Raymond B. Cattell was a scientist who wanted to create an intelligence test that measured an individual’s IQ in a manner that was devoid of all sociocultural and environmental influences. He believed that someone’s IQ was a cumulative measure of their fluid intelligence and crystallized intelligence. When measuring these two factors, it is possible to retest someone and measure how much of their fluid intelligence was lost over a certain number of years, or how well set their crystallized intelligence is after years of experience and study. To Cattell, intelligence is founded partially on biological and partially on environmental factors, and he also believed that nonverbal assessment was the best way of discerning someone’s true IQ. With that, since the test was designed to be as free of sociocultural and environmental influences, it serves as a great utility of analysis for most age ranges.
The Culture-Fair test is comprised of three stages of questions; their breakdown is as follows:

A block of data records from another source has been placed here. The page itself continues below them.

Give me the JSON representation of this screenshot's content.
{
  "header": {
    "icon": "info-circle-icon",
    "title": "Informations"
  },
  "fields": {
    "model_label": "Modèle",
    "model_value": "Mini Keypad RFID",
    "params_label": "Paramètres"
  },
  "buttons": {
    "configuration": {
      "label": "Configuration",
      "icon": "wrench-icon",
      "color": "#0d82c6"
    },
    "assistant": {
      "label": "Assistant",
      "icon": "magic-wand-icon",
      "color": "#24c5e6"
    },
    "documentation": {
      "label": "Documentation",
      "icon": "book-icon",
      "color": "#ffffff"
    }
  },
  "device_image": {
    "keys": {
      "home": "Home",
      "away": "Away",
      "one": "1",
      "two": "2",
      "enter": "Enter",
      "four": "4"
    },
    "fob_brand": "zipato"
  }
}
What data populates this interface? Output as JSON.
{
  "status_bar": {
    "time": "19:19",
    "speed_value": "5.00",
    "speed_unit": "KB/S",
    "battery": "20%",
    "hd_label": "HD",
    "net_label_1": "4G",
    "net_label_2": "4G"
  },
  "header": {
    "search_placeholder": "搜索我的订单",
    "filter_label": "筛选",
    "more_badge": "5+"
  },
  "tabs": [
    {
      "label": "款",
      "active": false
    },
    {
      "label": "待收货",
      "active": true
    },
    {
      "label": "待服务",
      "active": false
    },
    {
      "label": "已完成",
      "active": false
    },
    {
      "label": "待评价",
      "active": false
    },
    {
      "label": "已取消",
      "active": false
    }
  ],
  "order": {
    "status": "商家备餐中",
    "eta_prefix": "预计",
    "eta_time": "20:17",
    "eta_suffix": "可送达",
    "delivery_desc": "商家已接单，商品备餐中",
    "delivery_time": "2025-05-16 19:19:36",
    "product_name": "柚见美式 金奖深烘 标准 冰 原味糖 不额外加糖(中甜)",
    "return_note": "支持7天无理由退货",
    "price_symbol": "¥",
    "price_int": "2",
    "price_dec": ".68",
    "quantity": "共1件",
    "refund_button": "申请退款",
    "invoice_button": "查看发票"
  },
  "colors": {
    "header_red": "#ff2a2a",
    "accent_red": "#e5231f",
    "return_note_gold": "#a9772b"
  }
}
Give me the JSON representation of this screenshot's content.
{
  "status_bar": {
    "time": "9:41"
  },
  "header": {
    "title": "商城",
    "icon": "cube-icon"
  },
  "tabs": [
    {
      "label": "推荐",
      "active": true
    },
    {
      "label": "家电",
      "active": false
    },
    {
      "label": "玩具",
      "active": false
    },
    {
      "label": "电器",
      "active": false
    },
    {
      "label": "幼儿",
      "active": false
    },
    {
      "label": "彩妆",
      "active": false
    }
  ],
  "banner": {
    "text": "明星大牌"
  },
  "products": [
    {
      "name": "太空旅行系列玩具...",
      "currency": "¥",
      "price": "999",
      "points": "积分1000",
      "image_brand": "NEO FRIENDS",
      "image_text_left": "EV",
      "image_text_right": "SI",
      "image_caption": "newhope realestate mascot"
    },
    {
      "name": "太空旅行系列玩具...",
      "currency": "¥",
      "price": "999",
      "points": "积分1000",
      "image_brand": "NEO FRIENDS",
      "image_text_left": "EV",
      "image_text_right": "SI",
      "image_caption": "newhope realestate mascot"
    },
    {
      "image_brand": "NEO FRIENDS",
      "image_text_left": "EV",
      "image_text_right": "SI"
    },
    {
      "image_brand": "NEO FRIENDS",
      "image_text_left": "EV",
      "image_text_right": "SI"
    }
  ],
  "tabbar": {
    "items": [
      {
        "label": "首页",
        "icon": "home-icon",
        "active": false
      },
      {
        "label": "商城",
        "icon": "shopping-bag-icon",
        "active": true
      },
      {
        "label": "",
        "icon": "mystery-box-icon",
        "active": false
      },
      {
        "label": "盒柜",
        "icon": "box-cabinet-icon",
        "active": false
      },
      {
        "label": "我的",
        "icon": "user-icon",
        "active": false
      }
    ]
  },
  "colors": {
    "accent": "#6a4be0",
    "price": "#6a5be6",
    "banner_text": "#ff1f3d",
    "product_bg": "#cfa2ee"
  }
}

Of the three stages listed, the first is the easiest and most applicable to individuals of all ages, whereas stages two and three are best suited to adolescents and adults. Since the Culture-Fair test was designed to work without verbal input, it measures intelligence as someone’s ability to use their understandings to navigate increasingly complex scenarios. That said, since it does possess great accuracy in predicting an individual’s intelligence, even without verbal input, it is still accepted by most high-IQ societies for accepting members.